AIM OF THE EXERCISE
For the full listing below, write out each entry exactly and exclude the images.
· · ·
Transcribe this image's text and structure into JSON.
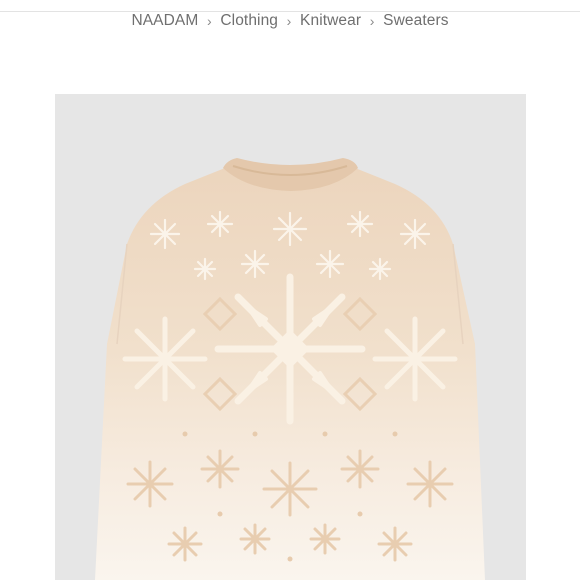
{
  "breadcrumb": {
    "items": [
      {
        "label": "NAADAM"
      },
      {
        "label": "Clothing"
      },
      {
        "label": "Knitwear"
      },
      {
        "label": "Sweaters"
      }
    ],
    "separator_icon": "chevron-right-icon"
  },
  "product_image": {
    "background_color": "#e6e6e6",
    "sweater_colors": {
      "beige": "#ecd6c0",
      "cream": "#f7efe4",
      "ivory": "#fbf7f0"
    }
  }
}
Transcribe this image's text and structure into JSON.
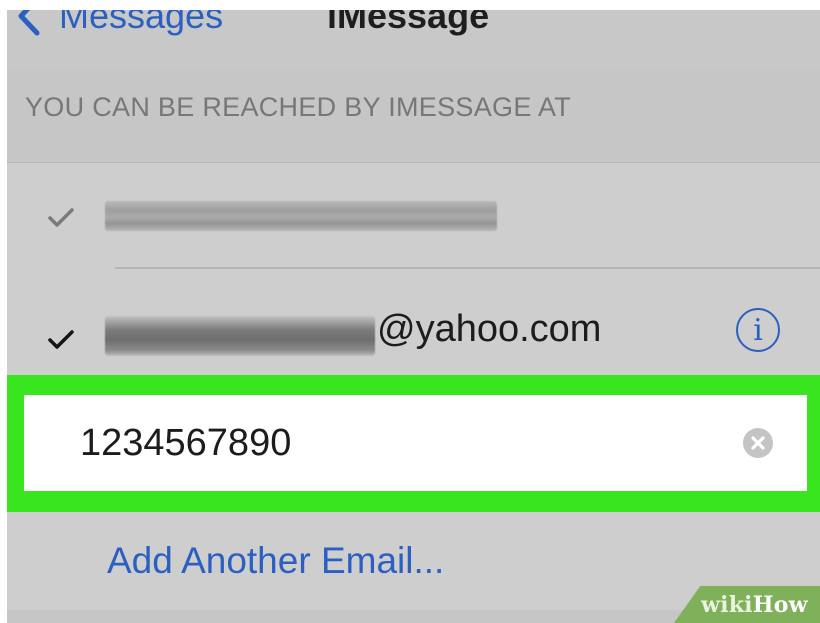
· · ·
SOLUTION
Transcribe this image's text and structure into JSON.
{
  "breadcrumb": {
    "items": [
      {
        "label": "NAADAM"
      },
      {
        "label": "Clothing"
      },
      {
        "label": "Knitwear"
      },
      {
        "label": "Sweaters"
      }
    ],
    "separator_icon": "chevron-right-icon"
  },
  "product_image": {
    "background_color": "#e6e6e6",
    "sweater_colors": {
      "beige": "#ecd6c0",
      "cream": "#f7efe4",
      "ivory": "#fbf7f0"
    }
  }
}
Transcribe this image's text and structure into JSON.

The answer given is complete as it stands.